Do you or don't you take your husband's last name? This is a question that every woman faces when she decides to marry.
It's a topic that comes up often amongst our customers. So we decided to write about it. Below Sarah Sutcliffe our Team Manager meditates the reasons why she chose not to take her husband's name.
Stay with me whist I dive into women's history briefly. Women weren't given the vote until 1918. Two years later a law was passed giving them legal rights to a further education. During both World Wars, women were called up to work in factories, on the railways, as firefighters, mechanics, bank clerks and by 1943, 85% of women had joined the workforce whilst keeping the hearths stoked at home. In a nutshell, women got rights, they studied, they worked, they earned and by doing so, within about 30 years, they had created a whole new culture for womankind.
If the first half of the 20th century brought nothing else to the table for women, it did bring an inevitability that traditions would be challenged and expectations for equality would change. We've seen it so many times in the fight for equal pay, the increased challenge to everyday sexism and of course in countless other ways too.
So is keeping your surname once you're married not just a nock to your identity, but to modern history, and the liberties it brought with it for womankind?
Identity and equality, in this context, are clearly of greater importance to some and less so to others. The majority of married women I know didn't take their husband's surname and for this blog, I wanted to get inside the heads of the women who did. The results didn't surprise me, but the way that some of them made me feel, definitely did.
According to You Gov, in 2016 59% of women took their husband's surname after marriage and 61% of men still want them to. By my reckoning, that means there's a potential 3% of women out there who are possibly living in the dog house out in the garden. But why make the choice to change your name?

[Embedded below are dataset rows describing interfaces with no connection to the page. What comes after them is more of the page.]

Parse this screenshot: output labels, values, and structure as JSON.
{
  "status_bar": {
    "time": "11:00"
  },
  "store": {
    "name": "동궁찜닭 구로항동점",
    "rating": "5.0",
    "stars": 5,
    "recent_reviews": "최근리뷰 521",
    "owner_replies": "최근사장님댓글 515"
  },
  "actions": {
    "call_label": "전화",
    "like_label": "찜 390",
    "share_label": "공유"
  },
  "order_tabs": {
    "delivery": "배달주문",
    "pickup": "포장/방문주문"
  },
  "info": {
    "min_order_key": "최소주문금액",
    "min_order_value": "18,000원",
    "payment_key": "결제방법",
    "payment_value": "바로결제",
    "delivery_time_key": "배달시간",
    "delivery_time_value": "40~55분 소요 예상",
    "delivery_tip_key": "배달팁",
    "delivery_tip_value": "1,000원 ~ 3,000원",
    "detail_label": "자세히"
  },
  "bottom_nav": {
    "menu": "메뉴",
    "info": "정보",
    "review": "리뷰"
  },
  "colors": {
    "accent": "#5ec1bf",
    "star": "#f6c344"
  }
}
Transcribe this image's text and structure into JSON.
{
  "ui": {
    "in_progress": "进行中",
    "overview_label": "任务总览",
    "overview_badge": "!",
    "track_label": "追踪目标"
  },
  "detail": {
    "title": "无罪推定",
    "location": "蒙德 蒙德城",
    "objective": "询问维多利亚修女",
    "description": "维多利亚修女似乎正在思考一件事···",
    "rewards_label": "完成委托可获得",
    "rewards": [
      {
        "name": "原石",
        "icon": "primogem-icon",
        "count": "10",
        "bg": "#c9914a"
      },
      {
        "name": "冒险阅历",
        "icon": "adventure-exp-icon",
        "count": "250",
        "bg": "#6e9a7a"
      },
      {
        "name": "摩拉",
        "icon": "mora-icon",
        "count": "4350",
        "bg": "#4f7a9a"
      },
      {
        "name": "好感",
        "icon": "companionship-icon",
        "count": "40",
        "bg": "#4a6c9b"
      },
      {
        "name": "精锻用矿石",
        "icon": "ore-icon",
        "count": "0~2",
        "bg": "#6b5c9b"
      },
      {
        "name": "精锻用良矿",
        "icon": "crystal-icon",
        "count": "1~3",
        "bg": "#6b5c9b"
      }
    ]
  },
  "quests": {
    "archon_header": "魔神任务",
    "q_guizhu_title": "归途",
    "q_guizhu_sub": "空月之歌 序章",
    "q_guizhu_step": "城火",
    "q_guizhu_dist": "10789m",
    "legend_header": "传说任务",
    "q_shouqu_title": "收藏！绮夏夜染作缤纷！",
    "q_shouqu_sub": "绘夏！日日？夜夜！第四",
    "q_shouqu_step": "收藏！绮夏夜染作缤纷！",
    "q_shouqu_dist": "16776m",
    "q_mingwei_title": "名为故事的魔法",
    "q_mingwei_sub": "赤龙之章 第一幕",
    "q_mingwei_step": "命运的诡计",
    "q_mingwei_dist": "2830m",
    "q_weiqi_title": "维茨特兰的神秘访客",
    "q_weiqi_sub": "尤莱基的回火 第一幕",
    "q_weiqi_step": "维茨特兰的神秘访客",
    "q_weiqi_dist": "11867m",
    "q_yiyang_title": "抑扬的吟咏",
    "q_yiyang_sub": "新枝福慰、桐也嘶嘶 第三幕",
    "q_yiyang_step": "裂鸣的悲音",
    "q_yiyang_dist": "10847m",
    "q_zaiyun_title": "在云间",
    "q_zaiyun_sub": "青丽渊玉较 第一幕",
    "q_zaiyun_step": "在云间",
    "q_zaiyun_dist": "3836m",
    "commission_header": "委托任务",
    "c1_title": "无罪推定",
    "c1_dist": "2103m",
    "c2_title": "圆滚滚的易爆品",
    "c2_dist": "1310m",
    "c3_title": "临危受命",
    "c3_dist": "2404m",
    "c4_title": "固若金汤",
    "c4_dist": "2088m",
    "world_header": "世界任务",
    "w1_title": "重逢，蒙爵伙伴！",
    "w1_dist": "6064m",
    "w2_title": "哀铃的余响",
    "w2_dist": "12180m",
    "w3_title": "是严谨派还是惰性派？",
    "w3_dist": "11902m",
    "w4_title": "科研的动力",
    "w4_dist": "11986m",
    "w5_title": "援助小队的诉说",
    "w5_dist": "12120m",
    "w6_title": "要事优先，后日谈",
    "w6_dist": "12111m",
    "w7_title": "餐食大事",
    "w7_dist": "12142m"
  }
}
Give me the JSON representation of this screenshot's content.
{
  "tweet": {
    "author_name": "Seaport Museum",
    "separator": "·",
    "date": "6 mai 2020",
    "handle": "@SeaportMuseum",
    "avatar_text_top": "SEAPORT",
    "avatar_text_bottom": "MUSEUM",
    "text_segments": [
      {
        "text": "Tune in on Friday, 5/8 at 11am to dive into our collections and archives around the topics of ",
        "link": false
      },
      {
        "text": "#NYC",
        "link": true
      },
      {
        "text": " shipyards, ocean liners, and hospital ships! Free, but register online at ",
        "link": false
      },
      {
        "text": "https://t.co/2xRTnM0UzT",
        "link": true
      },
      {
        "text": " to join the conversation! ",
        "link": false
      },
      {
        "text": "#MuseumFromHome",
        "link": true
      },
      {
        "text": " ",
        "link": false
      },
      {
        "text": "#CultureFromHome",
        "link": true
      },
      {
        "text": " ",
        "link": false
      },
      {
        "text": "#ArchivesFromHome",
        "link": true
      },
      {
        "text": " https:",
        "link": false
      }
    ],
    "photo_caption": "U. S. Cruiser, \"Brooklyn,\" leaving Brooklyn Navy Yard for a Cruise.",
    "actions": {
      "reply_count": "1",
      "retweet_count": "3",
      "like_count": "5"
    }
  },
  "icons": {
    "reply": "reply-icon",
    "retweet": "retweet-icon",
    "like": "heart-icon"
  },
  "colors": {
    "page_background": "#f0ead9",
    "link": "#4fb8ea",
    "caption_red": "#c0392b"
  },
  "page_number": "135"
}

Tradition plays the greatest part; a case of things always having been done a certain way. Second came the family unit; bringing children into the world, familial unity and cohesion, a belonging and common identity. Does the family unit define a woman more than a name? Should it therefore be easy to accept a name change with comfort and ease? Does taking on your husband's name feel like taking on a bit of someone else's culture and identity, from where you can create a unique something of your own? Other reasons for not changing a surname include administrative, cultural, professional and indeed, traditional (in the case of a family surname facing extinction.)
If I'm honest, all this talk of cohesion, unity and the creation of something new and distinctive made me feel a bit silly and selfish about not changing my name. I wanted to go straight home and apologise unreservedly to my long suffering husband who probably, very quietly, would have liked me to take his surname. And who'd listened without prejudice to me going on about identity and modern history for about the last 15 years. Had I created a disparate family and a mother - child disconnect out of my faintly militant approach to the whole name change thing? Suddenly I wanted to be that friend of mine who rushed to the toilet straight after her wedding ceremony and changed her status on Facebook to 'married', and with it her surname.
As it happens my feelings of regret didn't last long but I think I have tempered a little. Some things are more important, more current, perhaps even more relevant. Whether you changed your name or not, let's face it, you're still you. Whether you want to give a nod to modern history or not, you're probably (hopefully) still thankful for the freedoms afforded to you by the women who went before you. Women like my Granny, with the twinkle in her eye.